● **Directions for this task**
Within the material below, find each line bearing the word "movies" and present it.

╭─ Provided data

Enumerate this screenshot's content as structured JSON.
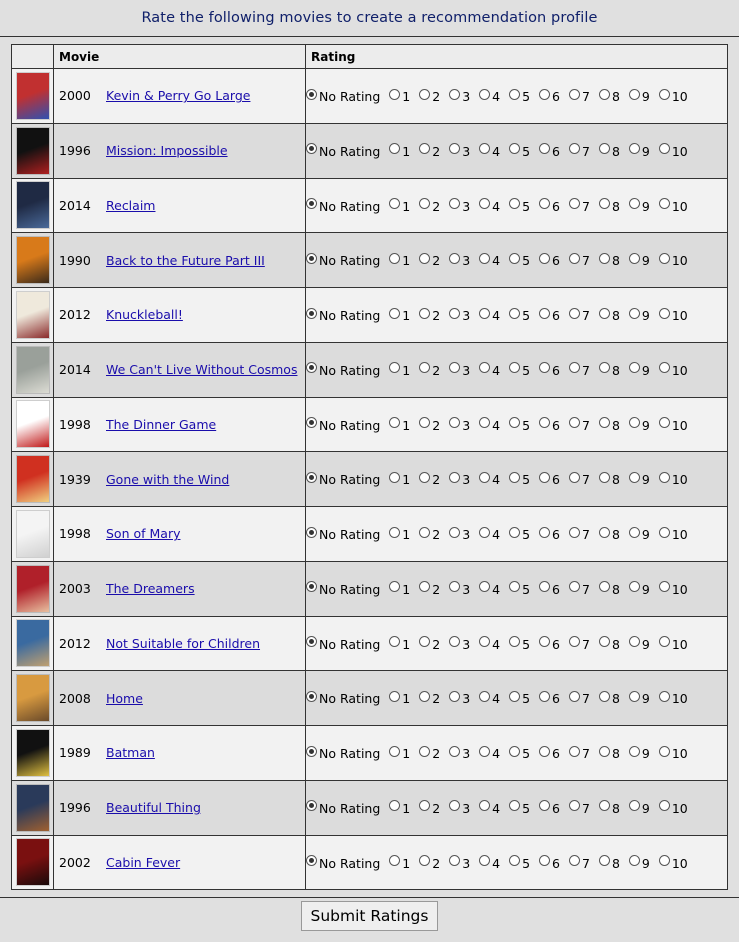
{
  "header": {
    "title": "Rate the following movies to create a recommendation profile"
  },
  "table": {
    "headers": {
      "poster": "",
      "movie": "Movie",
      "rating": "Rating"
    }
  },
  "rating_options": [
    "No Rating",
    "1",
    "2",
    "3",
    "4",
    "5",
    "6",
    "7",
    "8",
    "9",
    "10"
  ],
  "selected_option": "No Rating",
  "movies": [
    {
      "year": "2000",
      "title": "Kevin & Perry Go Large",
      "poster_colors": [
        "#c13030",
        "#3050b0"
      ]
    },
    {
      "year": "1996",
      "title": "Mission: Impossible",
      "poster_colors": [
        "#111111",
        "#b02020"
      ]
    },
    {
      "year": "2014",
      "title": "Reclaim",
      "poster_colors": [
        "#1f2a44",
        "#4a6a9a"
      ]
    },
    {
      "year": "1990",
      "title": "Back to the Future Part III",
      "poster_colors": [
        "#d87a1a",
        "#3a2a1a"
      ]
    },
    {
      "year": "2012",
      "title": "Knuckleball!",
      "poster_colors": [
        "#efe9dc",
        "#8a2a2a"
      ]
    },
    {
      "year": "2014",
      "title": "We Can't Live Without Cosmos",
      "poster_colors": [
        "#9aa09a",
        "#dcdcd4"
      ]
    },
    {
      "year": "1998",
      "title": "The Dinner Game",
      "poster_colors": [
        "#ffffff",
        "#c01818"
      ]
    },
    {
      "year": "1939",
      "title": "Gone with the Wind",
      "poster_colors": [
        "#d03020",
        "#f0d080"
      ]
    },
    {
      "year": "1998",
      "title": "Son of Mary",
      "poster_colors": [
        "#f4f4f4",
        "#d0d0d0"
      ]
    },
    {
      "year": "2003",
      "title": "The Dreamers",
      "poster_colors": [
        "#b0202a",
        "#e8c0a0"
      ]
    },
    {
      "year": "2012",
      "title": "Not Suitable for Children",
      "poster_colors": [
        "#3a6aa0",
        "#c0a070"
      ]
    },
    {
      "year": "2008",
      "title": "Home",
      "poster_colors": [
        "#d89a40",
        "#6a4a2a"
      ]
    },
    {
      "year": "1989",
      "title": "Batman",
      "poster_colors": [
        "#111111",
        "#e0c040"
      ]
    },
    {
      "year": "1996",
      "title": "Beautiful Thing",
      "poster_colors": [
        "#2a3a5a",
        "#a06030"
      ]
    },
    {
      "year": "2002",
      "title": "Cabin Fever",
      "poster_colors": [
        "#7a1010",
        "#1a0a0a"
      ]
    }
  ],
  "footer": {
    "submit_label": "Submit Ratings"
  }
}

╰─

● **Exercise result**
    "title": "Rate the following movies to create a recommendation profile"
  "movies": [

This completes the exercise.